Return only those lines of the material that contain "high".

ENTRIES SUPPLIED below:

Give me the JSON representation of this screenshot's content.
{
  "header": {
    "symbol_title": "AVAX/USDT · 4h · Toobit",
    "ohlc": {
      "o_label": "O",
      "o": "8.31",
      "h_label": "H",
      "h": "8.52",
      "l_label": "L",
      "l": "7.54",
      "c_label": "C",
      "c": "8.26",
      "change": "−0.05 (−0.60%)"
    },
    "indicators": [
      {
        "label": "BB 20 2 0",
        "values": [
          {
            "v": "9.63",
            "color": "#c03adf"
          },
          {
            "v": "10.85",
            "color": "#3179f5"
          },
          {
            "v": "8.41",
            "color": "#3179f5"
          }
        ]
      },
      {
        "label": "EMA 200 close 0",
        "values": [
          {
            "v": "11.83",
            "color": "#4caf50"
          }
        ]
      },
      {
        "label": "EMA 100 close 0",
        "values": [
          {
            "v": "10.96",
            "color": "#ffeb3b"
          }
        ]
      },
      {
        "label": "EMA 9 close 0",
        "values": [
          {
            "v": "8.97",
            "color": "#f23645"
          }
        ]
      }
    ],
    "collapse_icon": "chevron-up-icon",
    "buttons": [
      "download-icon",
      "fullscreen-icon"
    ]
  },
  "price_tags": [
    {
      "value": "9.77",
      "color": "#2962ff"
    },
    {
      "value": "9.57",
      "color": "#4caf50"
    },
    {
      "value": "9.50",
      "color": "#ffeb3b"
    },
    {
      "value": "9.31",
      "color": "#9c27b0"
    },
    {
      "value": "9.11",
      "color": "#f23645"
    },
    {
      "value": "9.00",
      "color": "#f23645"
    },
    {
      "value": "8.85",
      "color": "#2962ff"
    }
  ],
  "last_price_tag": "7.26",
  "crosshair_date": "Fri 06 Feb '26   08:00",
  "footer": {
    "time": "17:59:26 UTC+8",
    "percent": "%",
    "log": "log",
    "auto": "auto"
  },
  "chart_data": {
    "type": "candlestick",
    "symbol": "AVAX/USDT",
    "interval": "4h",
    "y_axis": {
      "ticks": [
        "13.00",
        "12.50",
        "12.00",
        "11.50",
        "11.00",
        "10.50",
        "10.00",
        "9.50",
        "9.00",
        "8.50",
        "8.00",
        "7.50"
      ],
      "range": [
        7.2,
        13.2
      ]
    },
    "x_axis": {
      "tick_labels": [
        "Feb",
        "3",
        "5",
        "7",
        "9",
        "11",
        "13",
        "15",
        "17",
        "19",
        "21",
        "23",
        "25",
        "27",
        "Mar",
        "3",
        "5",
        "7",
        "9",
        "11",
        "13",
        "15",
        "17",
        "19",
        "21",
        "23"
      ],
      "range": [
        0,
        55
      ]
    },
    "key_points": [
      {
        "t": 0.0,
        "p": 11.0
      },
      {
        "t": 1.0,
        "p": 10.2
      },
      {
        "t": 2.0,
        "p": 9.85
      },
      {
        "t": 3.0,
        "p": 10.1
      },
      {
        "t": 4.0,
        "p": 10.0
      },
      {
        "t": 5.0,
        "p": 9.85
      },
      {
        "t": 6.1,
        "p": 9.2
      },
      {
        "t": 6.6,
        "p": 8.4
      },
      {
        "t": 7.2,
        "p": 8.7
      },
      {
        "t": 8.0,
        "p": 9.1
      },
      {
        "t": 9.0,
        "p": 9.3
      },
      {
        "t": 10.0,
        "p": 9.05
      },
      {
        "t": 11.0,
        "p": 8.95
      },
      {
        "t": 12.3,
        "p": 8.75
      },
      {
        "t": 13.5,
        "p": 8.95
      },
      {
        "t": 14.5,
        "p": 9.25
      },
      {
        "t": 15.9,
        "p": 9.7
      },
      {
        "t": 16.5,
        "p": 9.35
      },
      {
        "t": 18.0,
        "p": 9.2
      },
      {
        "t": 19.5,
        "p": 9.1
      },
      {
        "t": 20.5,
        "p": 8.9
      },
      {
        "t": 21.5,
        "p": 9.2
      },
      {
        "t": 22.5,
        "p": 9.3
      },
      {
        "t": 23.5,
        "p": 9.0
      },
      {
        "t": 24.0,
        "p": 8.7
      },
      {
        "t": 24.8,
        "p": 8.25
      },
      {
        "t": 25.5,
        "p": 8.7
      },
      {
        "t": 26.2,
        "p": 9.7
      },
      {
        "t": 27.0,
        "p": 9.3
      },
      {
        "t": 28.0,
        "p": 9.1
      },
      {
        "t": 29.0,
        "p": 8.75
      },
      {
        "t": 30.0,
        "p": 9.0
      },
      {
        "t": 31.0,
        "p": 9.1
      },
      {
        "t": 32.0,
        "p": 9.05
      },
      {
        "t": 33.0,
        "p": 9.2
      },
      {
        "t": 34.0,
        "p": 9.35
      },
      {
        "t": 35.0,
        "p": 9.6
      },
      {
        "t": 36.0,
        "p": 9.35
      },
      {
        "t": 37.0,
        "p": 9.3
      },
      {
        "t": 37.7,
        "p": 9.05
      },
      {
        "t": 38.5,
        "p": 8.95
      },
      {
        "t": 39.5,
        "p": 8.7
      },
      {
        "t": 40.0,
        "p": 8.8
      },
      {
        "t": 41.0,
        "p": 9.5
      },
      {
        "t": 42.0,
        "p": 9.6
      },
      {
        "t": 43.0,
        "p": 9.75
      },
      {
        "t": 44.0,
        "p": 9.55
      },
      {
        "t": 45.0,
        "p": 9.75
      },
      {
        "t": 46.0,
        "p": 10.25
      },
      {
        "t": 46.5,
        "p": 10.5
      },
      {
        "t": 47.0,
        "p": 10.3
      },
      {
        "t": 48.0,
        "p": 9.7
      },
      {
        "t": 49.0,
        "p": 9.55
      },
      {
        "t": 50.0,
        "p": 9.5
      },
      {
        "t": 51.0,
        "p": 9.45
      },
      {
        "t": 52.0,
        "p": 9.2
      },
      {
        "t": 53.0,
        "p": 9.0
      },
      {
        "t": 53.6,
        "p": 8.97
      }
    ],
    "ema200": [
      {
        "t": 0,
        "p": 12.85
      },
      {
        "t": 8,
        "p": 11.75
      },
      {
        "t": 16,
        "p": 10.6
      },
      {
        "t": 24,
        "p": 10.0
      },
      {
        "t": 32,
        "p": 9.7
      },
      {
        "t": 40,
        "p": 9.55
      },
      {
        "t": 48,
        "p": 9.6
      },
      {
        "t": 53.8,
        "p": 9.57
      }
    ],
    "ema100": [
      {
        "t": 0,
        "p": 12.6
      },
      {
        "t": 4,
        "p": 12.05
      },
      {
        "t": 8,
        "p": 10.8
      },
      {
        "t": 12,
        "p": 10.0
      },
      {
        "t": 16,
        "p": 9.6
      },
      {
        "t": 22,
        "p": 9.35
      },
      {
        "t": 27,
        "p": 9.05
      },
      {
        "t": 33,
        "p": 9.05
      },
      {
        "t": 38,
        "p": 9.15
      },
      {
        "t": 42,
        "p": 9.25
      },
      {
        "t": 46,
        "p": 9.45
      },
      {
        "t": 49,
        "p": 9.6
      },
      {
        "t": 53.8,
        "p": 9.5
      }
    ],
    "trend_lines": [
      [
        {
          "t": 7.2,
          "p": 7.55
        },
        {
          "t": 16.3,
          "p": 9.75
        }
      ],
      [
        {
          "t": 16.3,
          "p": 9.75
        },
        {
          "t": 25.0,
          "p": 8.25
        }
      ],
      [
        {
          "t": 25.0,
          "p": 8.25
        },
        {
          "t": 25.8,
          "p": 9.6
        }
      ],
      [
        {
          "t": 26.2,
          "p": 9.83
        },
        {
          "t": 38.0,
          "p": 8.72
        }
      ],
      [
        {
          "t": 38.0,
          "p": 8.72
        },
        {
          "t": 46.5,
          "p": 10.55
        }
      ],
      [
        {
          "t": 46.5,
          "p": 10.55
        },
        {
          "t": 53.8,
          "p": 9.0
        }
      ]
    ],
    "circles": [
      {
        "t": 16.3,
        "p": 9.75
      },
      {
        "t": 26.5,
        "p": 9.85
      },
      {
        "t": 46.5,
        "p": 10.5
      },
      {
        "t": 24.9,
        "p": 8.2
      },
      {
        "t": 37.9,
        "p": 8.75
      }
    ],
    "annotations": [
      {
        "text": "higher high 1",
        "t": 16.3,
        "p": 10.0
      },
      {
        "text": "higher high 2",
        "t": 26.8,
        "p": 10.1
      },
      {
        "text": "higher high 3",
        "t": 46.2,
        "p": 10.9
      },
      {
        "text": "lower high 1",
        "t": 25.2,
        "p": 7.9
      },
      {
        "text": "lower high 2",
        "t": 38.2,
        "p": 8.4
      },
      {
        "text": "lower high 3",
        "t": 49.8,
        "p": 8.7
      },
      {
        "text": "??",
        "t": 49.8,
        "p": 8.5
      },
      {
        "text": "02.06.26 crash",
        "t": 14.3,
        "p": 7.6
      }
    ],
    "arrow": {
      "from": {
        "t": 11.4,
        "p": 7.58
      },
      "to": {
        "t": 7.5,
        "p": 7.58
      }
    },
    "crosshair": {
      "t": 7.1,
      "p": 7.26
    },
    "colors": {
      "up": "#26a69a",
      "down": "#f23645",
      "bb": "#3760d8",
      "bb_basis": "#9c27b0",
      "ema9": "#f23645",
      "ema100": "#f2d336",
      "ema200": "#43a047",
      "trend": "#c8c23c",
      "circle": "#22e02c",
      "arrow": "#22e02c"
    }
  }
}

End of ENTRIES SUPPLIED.

§ **EXERCISE OUTPUT**:
        "text": "higher high 1",
        "text": "higher high 2",
        "text": "higher high 3",
        "text": "lower high 1",
        "text": "lower high 2",
        "text": "lower high 3",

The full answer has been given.